> [Required work]:
Scan the records for the string "Early". State how many lines contain it and add nothing.

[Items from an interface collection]
--

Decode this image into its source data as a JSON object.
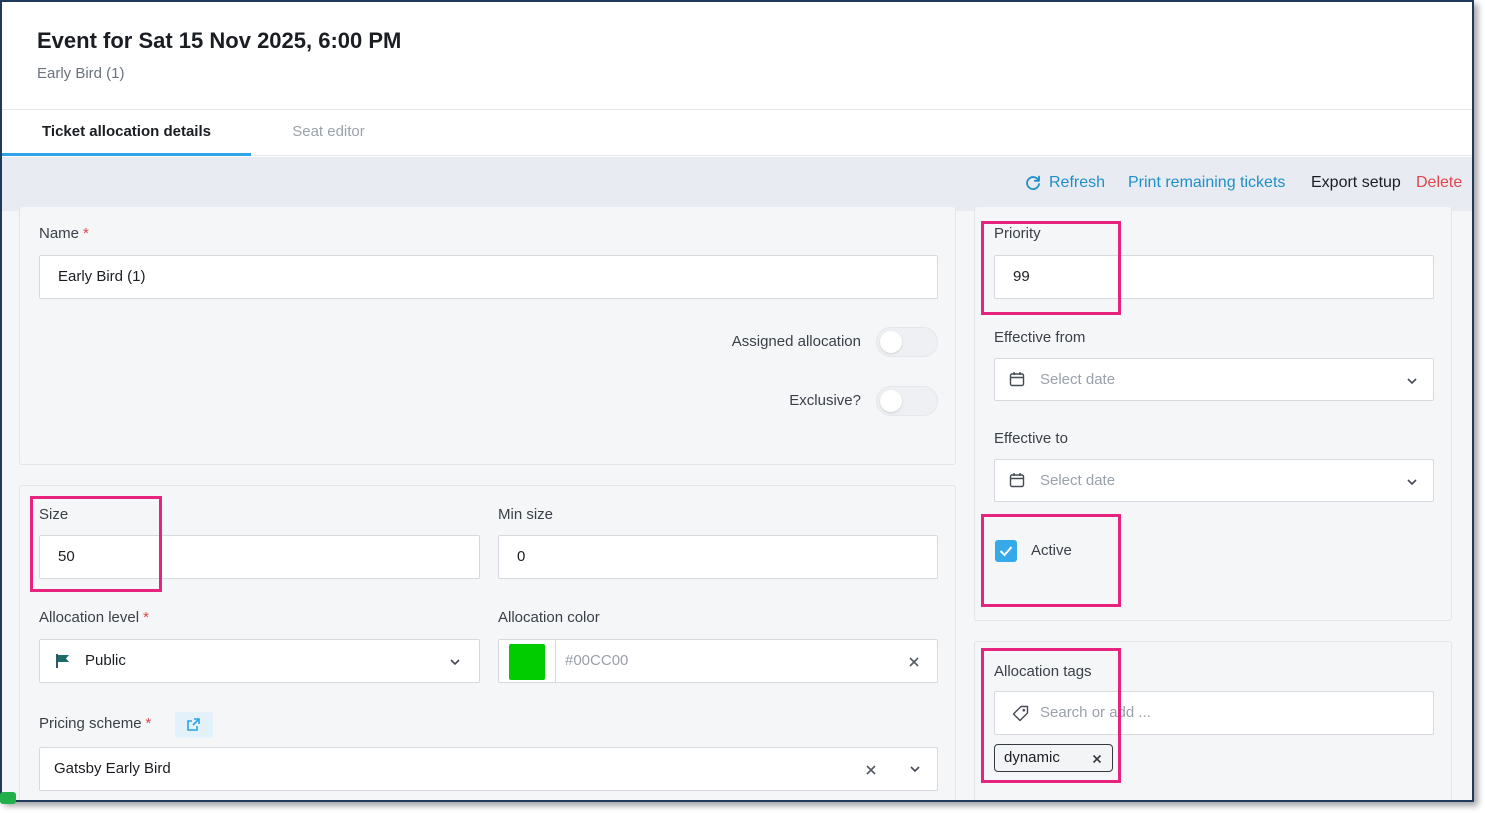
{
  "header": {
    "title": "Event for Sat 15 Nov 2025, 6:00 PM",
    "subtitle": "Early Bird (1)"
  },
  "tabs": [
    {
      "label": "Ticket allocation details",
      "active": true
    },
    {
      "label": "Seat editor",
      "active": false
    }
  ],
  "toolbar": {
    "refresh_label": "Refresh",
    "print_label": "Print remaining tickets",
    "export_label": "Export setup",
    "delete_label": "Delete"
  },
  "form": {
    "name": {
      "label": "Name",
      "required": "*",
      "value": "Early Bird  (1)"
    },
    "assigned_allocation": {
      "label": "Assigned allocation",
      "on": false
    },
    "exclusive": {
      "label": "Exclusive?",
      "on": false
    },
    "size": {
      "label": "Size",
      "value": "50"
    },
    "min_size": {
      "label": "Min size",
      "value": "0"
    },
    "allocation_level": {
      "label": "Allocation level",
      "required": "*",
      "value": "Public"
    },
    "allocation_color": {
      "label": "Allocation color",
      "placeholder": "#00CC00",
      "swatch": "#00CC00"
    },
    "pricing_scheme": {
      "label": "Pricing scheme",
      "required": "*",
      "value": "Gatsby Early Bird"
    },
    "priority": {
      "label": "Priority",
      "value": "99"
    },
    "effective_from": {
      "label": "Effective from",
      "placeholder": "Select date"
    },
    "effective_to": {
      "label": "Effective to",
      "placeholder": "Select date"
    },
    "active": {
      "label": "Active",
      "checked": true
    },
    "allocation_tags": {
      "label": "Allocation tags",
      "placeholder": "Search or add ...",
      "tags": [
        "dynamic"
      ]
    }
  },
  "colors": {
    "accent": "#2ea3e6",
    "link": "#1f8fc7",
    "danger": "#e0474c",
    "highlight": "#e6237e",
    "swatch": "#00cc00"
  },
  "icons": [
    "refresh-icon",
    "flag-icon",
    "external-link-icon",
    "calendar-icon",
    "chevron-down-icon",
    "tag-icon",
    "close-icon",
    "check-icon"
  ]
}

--

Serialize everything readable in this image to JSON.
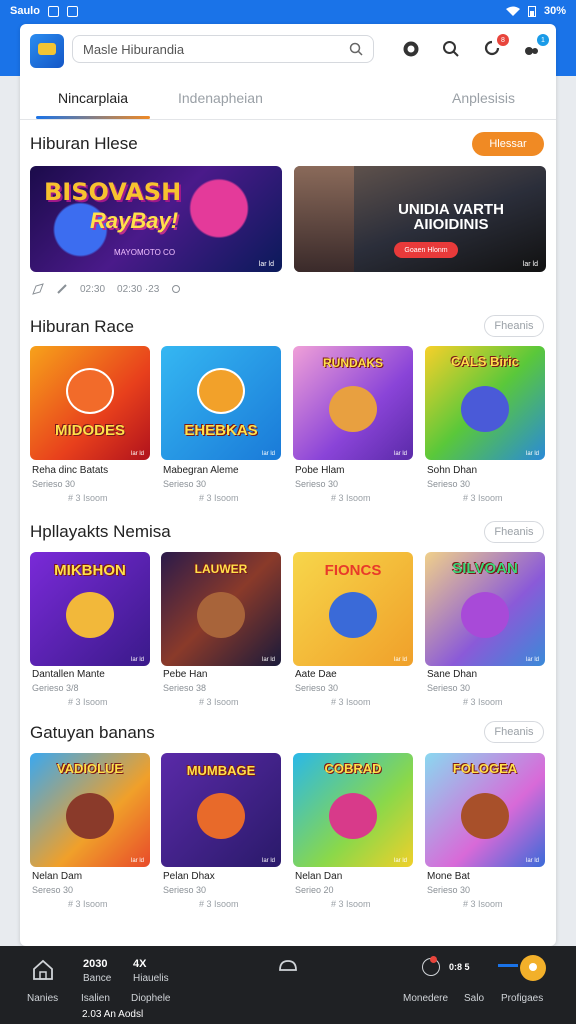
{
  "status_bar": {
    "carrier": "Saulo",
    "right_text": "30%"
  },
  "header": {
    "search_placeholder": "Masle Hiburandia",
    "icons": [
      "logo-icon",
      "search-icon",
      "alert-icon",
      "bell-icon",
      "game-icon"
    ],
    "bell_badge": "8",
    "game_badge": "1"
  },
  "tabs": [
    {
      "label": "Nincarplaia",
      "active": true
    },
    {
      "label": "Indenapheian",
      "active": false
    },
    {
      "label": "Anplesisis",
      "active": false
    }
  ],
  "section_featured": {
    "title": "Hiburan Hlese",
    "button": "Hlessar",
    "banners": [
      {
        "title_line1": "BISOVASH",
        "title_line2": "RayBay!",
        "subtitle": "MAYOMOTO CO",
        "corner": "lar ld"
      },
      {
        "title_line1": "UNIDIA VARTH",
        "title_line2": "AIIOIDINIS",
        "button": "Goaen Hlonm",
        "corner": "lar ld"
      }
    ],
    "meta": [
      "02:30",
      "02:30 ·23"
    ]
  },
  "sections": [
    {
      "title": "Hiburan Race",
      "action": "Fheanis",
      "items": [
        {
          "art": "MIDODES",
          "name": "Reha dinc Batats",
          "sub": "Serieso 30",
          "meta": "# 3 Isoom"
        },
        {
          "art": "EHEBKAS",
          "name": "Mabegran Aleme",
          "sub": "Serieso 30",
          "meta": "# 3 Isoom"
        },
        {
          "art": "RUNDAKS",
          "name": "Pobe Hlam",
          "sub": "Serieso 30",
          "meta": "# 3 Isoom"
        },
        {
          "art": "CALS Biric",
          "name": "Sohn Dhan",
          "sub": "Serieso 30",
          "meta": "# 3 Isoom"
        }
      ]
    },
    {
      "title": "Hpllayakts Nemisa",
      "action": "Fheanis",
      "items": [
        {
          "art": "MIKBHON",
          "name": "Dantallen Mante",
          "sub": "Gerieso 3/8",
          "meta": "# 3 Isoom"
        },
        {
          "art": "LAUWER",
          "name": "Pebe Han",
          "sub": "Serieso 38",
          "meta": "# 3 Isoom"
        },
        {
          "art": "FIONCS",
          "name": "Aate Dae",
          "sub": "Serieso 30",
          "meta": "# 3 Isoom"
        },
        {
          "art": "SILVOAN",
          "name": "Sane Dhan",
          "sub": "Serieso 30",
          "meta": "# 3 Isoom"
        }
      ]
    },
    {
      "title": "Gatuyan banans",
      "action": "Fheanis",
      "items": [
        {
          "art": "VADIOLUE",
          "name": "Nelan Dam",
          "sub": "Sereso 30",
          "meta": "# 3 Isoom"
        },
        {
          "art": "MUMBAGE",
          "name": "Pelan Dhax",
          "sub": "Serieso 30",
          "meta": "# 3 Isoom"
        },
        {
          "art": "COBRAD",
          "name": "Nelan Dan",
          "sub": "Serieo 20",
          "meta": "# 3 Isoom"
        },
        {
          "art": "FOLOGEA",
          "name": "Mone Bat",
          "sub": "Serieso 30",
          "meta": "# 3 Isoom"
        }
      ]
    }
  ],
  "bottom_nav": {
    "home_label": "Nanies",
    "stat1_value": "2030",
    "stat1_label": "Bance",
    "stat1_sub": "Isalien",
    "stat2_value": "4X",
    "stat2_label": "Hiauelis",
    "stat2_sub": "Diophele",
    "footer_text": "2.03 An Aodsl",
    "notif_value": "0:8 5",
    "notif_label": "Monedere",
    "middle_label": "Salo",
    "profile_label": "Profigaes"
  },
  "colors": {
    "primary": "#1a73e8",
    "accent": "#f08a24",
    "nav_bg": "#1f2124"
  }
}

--

> [Output for this task]:
3